▸ YOUR TASK
Below are the records; copy each line in them that holds the word "Open".

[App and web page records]
* * *
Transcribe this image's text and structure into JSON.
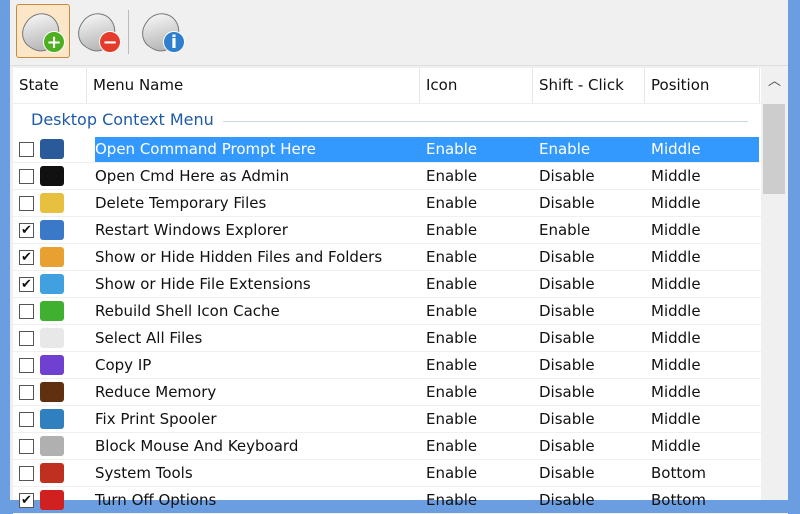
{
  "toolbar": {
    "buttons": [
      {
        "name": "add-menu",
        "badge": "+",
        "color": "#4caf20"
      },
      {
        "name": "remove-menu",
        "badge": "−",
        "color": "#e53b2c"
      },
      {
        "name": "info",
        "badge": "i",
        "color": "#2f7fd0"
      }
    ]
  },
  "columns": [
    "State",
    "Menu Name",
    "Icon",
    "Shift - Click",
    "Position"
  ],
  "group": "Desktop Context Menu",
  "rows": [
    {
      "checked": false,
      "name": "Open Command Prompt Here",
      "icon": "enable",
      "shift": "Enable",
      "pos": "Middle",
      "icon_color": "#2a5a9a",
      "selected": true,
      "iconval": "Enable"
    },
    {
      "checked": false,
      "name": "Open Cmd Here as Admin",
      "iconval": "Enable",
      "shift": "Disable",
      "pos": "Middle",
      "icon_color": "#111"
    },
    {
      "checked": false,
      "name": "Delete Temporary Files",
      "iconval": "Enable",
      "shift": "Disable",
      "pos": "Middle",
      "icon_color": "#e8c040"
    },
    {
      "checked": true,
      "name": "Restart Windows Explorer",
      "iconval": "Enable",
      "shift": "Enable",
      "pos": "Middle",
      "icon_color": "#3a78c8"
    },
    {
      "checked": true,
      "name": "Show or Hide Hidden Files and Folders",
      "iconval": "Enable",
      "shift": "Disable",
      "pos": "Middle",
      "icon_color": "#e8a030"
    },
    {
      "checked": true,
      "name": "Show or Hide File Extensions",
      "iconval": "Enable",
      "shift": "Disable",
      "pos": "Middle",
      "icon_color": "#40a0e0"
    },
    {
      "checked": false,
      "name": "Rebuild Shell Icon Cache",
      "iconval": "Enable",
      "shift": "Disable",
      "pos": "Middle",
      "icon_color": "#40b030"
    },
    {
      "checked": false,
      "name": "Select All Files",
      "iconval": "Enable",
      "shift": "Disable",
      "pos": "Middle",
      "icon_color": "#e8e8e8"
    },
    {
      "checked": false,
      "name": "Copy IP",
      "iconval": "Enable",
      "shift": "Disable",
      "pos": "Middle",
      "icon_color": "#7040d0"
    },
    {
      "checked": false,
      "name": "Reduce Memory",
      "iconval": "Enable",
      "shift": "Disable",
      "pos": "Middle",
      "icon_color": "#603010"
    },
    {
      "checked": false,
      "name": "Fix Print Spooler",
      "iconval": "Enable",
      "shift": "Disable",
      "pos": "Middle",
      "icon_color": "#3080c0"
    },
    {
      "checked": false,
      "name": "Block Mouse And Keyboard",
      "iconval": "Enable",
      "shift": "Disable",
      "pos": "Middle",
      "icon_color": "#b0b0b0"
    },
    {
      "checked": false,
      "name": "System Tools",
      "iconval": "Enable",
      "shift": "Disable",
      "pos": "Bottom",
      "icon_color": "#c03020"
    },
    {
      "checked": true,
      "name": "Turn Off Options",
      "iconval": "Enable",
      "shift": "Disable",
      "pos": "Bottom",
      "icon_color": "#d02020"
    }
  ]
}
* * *
▸ ANSWER
      "name": "Open Command Prompt Here",
      "name": "Open Cmd Here as Admin",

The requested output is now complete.